Layman Pang, a Buddhist in the Zen tradition who lived from 740–808, is attributed to this koan which we find describes the best way to approach life in recovery quite well.
Being a Zen koan, “Chop wood, carry water” can have a few interpretations. When it comes to gaining a bit of time in recovery, it may appear that nothing has changed from the outside. What we are doing may look the same and there may not be a visible difference to how others see what we do. We are waking up in the morning, going to work, spending time with family, exercising, hanging out with friends, etc.
The “doing” aspect of our daily lives, however, is in great contrast to what has changed on the inside. This part has to do with “being” and reflects how we relate to others and project less emphasis on ourselves and our own needs. We show empathy, we have compassion and put ourselves in another person’s shoes where we might not have really given it a second thought before due to our addiction.
We find that people in recovery do best when they keep things simple and chop wood, carry water. We do better with a schedule of taking healthy actions during the day of eating right, exercising and doing some form of meditation. Ironically, we don’t find it limiting to keep our lives as simple as possible because, for many of us, our lives were not manageable before.
Here's the entire story generally attributed to the Buddhist monk Wu Li:

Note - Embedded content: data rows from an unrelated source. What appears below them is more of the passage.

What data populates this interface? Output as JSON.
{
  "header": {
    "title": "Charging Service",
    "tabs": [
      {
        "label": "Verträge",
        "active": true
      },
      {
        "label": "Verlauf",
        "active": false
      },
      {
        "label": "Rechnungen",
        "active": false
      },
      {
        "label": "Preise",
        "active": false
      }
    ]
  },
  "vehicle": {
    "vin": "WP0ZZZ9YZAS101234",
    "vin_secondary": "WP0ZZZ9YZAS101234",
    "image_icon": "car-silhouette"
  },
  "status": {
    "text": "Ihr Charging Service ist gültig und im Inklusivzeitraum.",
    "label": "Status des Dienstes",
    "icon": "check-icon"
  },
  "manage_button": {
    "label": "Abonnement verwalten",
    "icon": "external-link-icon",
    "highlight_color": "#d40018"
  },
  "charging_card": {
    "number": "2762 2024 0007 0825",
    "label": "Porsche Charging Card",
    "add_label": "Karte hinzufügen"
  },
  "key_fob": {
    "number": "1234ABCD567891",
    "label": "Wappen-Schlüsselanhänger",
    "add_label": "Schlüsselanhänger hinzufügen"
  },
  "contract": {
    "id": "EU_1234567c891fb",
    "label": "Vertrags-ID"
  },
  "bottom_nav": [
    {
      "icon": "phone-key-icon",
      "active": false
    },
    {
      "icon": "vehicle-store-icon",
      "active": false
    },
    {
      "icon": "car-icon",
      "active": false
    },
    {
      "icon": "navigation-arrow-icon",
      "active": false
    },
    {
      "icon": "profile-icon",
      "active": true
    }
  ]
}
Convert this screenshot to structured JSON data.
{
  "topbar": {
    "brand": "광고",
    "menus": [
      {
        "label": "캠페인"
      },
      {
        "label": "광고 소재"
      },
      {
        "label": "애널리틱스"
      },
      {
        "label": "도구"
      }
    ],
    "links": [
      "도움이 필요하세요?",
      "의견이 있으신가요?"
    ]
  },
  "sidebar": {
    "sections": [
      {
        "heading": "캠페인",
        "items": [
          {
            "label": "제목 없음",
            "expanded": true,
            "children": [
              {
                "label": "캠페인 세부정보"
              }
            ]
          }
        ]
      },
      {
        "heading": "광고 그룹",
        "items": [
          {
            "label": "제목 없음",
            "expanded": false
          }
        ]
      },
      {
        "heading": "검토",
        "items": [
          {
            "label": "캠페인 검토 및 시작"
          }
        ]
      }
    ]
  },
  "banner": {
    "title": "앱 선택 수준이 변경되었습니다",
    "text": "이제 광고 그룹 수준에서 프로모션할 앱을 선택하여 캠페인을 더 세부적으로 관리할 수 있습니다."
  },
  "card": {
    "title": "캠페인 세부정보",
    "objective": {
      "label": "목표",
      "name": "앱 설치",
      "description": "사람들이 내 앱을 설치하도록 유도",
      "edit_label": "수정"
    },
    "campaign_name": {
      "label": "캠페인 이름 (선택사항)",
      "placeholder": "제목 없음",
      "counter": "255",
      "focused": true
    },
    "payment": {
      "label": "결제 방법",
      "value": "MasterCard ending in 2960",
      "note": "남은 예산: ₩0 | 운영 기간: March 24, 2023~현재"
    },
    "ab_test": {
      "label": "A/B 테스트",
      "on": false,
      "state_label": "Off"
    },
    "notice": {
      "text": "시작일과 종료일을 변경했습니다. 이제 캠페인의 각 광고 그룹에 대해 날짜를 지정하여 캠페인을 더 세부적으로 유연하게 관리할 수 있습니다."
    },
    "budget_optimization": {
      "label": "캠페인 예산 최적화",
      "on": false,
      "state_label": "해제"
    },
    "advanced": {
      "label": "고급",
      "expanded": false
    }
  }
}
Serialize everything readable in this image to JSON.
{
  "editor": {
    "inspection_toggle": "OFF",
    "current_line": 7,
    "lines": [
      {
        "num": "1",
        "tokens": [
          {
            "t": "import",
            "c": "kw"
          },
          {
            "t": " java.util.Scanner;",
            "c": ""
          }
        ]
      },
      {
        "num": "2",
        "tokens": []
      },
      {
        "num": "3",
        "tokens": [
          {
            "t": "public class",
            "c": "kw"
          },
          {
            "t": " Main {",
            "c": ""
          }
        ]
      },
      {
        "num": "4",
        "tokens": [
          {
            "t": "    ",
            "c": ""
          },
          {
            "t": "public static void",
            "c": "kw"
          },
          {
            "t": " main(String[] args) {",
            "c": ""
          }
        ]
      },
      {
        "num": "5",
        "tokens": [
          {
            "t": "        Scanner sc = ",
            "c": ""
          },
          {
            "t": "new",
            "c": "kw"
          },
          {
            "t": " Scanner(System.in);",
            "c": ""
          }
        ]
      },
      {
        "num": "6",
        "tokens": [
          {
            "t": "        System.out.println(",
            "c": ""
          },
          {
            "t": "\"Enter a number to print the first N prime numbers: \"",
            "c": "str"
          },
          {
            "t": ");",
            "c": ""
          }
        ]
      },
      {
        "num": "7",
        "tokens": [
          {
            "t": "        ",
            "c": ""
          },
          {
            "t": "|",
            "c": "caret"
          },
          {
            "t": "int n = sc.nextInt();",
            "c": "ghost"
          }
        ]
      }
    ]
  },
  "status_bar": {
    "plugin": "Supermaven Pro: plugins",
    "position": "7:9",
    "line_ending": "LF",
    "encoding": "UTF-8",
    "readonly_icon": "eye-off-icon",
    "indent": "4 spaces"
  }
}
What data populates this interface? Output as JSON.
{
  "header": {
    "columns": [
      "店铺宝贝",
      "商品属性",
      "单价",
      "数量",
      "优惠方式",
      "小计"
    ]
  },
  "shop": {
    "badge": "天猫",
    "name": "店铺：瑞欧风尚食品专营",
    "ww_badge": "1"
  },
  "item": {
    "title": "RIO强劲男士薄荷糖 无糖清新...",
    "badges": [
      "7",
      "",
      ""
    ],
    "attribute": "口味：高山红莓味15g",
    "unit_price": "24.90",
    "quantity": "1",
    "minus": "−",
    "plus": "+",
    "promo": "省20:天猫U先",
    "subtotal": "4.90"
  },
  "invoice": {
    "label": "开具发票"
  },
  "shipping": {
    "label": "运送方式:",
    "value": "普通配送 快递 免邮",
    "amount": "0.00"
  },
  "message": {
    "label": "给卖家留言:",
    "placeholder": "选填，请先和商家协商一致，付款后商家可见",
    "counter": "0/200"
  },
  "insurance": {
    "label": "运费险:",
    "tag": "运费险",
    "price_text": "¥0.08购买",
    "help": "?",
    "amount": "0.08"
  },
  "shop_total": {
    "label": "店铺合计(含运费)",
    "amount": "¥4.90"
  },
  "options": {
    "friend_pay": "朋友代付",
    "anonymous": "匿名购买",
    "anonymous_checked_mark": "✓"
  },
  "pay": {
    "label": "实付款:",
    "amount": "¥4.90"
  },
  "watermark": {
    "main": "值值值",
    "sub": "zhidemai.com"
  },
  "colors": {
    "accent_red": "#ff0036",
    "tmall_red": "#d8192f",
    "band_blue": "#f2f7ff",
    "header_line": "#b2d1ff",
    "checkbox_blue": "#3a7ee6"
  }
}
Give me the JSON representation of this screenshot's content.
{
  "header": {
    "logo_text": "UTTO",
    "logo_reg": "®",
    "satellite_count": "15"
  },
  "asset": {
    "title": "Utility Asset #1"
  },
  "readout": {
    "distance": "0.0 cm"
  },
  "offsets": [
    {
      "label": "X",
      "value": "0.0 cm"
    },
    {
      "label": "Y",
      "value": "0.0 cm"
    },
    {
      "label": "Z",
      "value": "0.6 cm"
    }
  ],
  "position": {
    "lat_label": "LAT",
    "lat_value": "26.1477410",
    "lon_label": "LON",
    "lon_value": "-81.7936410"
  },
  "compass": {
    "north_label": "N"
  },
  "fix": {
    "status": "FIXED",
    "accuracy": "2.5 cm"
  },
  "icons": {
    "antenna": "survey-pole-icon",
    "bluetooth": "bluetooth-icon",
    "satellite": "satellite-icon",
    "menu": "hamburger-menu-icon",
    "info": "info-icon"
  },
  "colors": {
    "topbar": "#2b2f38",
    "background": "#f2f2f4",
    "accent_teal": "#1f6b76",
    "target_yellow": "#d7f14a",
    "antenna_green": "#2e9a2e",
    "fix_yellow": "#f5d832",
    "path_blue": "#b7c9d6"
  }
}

"A young boy became a monk. He dreamed of enlightenment and learning great things. When he got to the monastery he was told that each morning he had to chop wood for the monk's fires and then carry water up to the monastery for ablutions and the kitchen. He attended prayers and meditation, but the teaching he was given was rather sparse."